Minimum pricing better than tax?

MINIMUM unit pricing or alcohol-content taxation would reduce inequalities in health more than increasing alcohol duty under the current tax system or increasing VAT on alcohol, a new report has claimed.
The Sheffield University Alcohol Research Group report appears to support the Scottish Government’s policy of minimum unit pricing, after the European Court of Justice ruled it may be unlawful if other methods like tax could be used.
The research, published last month suggested both minimum pricing and a tax based on alcohol strength would have large impacts on harmful drinking across all socioeconomic groups while having minimal effects on those drinking in moderation.
But the Scotch Whisky Association, which has challenged Scottish Parliamentary legislation in Scottish and European courts continues to oppose MUP.
David Frost, Scotch Whisky Association chief executive, said: “The ruling from the Court of Justice of the European Union was clear that minimum unit pricing of alcohol is illegal if there are other less trade restrictive measures available that can achieve the same aims. The court made it clear that it believes taxation is such an alternative, which the Sheffield research confirms when looking at different tax options.

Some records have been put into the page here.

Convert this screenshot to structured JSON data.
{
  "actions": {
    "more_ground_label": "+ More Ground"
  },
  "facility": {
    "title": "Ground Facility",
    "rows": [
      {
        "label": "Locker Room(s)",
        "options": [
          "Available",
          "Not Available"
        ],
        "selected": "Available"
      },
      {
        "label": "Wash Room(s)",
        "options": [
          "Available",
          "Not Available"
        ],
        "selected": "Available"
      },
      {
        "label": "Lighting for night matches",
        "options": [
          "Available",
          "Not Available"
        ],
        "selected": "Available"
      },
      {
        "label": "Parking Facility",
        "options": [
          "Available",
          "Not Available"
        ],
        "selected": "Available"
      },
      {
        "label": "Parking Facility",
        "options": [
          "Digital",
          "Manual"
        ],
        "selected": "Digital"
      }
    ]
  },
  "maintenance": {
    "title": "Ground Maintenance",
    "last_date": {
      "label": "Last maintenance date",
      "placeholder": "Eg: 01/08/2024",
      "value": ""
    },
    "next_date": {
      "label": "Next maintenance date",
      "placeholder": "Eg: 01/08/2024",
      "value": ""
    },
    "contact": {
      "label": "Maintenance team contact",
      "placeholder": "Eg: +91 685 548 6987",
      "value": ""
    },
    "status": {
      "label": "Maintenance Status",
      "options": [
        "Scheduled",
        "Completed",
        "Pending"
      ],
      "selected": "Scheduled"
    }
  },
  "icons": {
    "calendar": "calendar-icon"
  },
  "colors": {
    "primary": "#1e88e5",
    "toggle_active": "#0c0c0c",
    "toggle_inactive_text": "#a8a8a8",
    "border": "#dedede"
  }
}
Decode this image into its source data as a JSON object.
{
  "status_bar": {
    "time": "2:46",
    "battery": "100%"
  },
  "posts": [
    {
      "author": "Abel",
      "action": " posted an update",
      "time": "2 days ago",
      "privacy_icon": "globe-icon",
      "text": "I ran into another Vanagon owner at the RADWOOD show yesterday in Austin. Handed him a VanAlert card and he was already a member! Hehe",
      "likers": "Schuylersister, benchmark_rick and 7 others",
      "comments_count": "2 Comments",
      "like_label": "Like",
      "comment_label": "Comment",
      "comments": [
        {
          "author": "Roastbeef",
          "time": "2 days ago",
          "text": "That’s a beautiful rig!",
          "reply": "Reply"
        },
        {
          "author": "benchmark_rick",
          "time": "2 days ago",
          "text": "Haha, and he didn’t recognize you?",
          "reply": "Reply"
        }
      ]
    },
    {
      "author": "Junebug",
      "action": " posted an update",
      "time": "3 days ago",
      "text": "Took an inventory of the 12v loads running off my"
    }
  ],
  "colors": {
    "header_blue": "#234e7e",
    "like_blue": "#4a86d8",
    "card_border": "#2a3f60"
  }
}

“In Scotland, measures already in place to tackle misuse seem to be working. Alcohol-related death rates, including deaths from alcoholic liver disease, have declined 32% from a peak in 2003.”